What are SVGs and why should developers be using them?
28th November 2017
July 14th 2015
This is a good question and, to be honest, one that is even debated within the online marketing and Social Media optimisation industry.
At SAScon 2015, The Search, Analytics and Social conference, this exact question was on the table for debate.
It’s incredibly difficult to prove ROI on social media, to start to look at this you must first think about something called ‘Attribution Modelling’, this is where you analyse and assign credit to the acquiring of a sale or enquiry. In online terms, this can be from a number of places, for example, your website, organic search, social media and many more. It’s more than likely that an enquiry or sale would have landed on more than one of these platforms before eventually making the decision to call or enquire. The next question is, where do you assign the credit, is it to the first landing point? The last? Or do you assign all with equal credit?
This is another whole, rather long, blog post in itself, but the point is, Attribution Modelling depends on your viewpoint, your industry and a host of other considerations. And the ultimate question is, if you were to remove any one of these landing points, would the person have made that enquiry? No one really knows the answer to this but the enquirer themselves, and deep down, they probably don’t really know.
If it’s incredibly difficult to prove ROI, why bother? Well, Social media is an incredibly valuable tool for any business, but it needs to be clear what it will do, and what it will not do. At the start of any Social media campaign you must assess what you want it to achieve, and what it is realistically going to achieve for your business and sector.
Back in the day, before social media, companies would spend massive amounts of their annual budgets on market research, trying to find out what their customers, and potential customer, really thought. Now, we have social media, phenomenal platforms that gives you direct access to your target audience.
The obvious advantage would be brand exposure. Social media is one of the few internet marketing techniques where you can actively seek and engage with your target audience.

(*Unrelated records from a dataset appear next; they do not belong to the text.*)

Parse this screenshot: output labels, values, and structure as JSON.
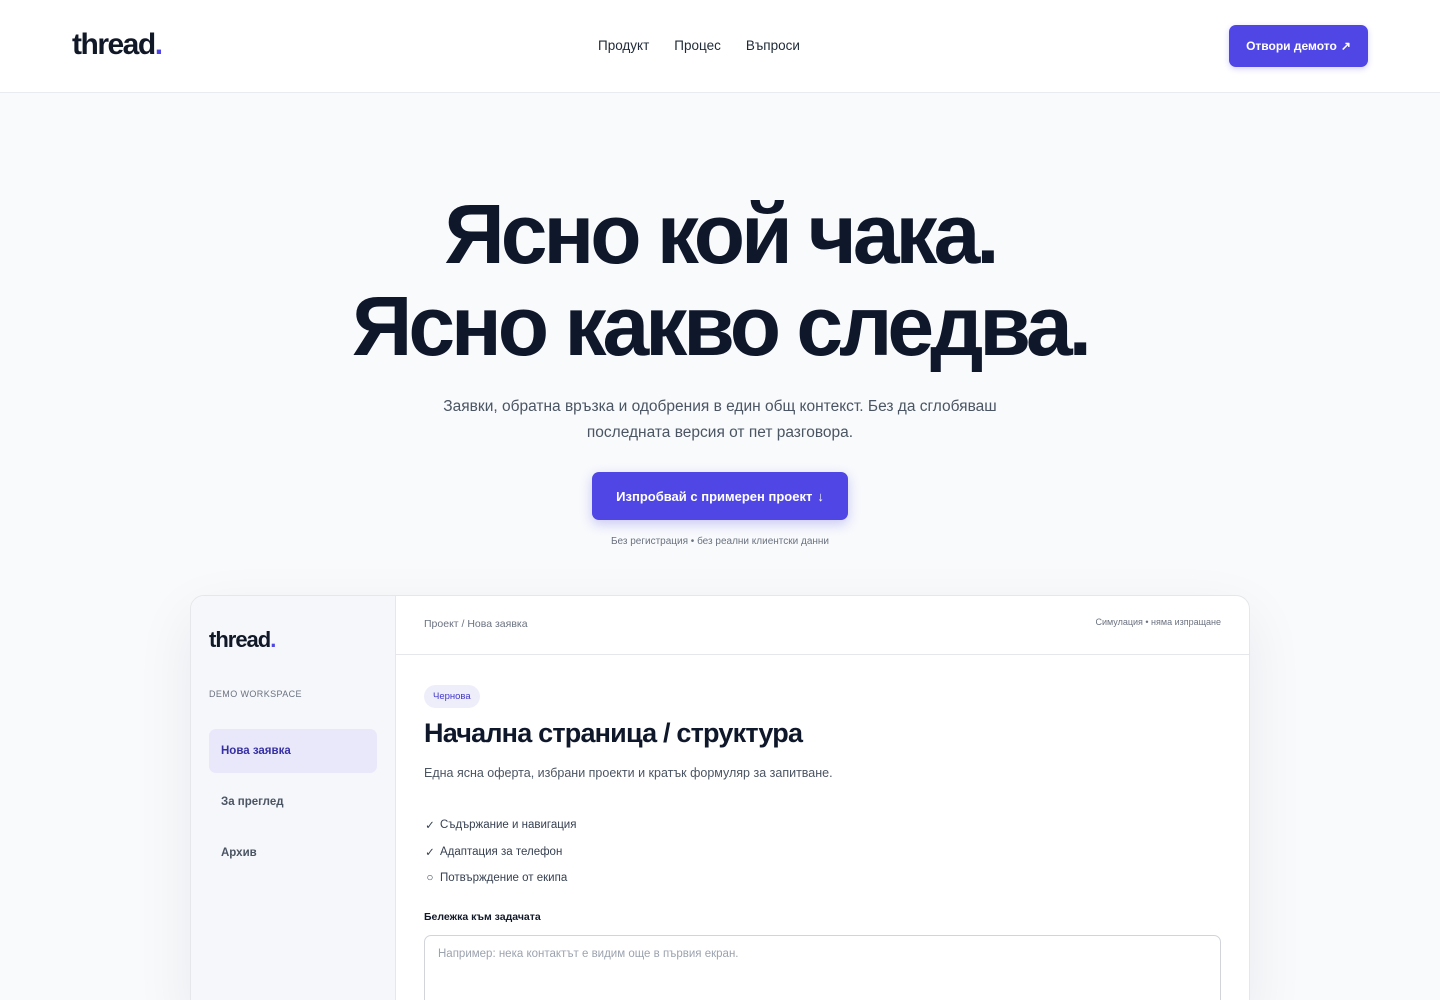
{
  "header": {
    "logo_text": "thread",
    "logo_dot": ".",
    "nav": [
      "Продукт",
      "Процес",
      "Въпроси"
    ],
    "cta_label": "Отвори демото",
    "cta_icon": "↗"
  },
  "hero": {
    "title_line1": "Ясно кой чака.",
    "title_line2": "Ясно какво следва.",
    "subtitle": "Заявки, обратна връзка и одобрения в един общ контекст. Без да сглобяваш последната версия от пет разговора.",
    "cta_label": "Изпробвай с примерен проект",
    "cta_icon": "↓",
    "note": "Без регистрация • без реални клиентски данни"
  },
  "demo": {
    "sidebar": {
      "logo_text": "thread",
      "logo_dot": ".",
      "workspace_label": "DEMO WORKSPACE",
      "items": [
        {
          "label": "Нова заявка",
          "active": true
        },
        {
          "label": "За преглед",
          "active": false
        },
        {
          "label": "Архив",
          "active": false
        }
      ]
    },
    "breadcrumb": "Проект / Нова заявка",
    "simulation_note": "Симулация • няма изпращане",
    "badge": "Чернова",
    "title": "Начална страница / структура",
    "description": "Една ясна оферта, избрани проекти и кратък формуляр за запитване.",
    "checklist": [
      {
        "mark": "✓",
        "label": "Съдържание и навигация",
        "done": true
      },
      {
        "mark": "✓",
        "label": "Адаптация за телефон",
        "done": true
      },
      {
        "mark": "○",
        "label": "Потвърждение от екипа",
        "done": false
      }
    ],
    "note_label": "Бележка към задачата",
    "note_placeholder": "Например: нека контактът е видим още в първия екран.",
    "note_value": ""
  },
  "colors": {
    "accent": "#4f46e5",
    "text": "#0f172a",
    "page_bg": "#f8fafc",
    "sidebar_bg": "#f5f7fb",
    "active_item_bg": "#e9e8fb"
  }
}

I have heard many people claim they are not on social media, that fact is, you are on social media. People are going to be using social media, and talking about you and your brand, whether you are there or not. It’s far better to be part of the conversation, acknowledge good points when it’s good, and limit damage to your brand when it’s less than good. I have known many companies that have saved untold amounts of money in damages to their brand because of how well they have dealt with less than positive feedback on social media, and sometimes, dealing with it in a positive, creative way, can even do your brand credit.
Again, this is incredibly hard to quantify into monetary value but still vital to the survival of any brand or business.
Having said all the above, it is still possible to make sales through social media, but it’s important to recognise the sales are only a small part of what social media can do for your business. It also depends on your business sector and how well you interact with your following. Social media is especially effective for businesses that can emotionally engage people, get them excited and passionate in what they do. For example, charities, sports, clothing, perfume, alcohol. It is also very good for businesses that are very visual. I know of a make-up artist who does weddings, she gets most of her business from Facebook because she posts lots of pictures of her work.
The nutshell is, social media is here to stay, and at its current trend is only likely to play an even larger part in how businesses interact and position their brand.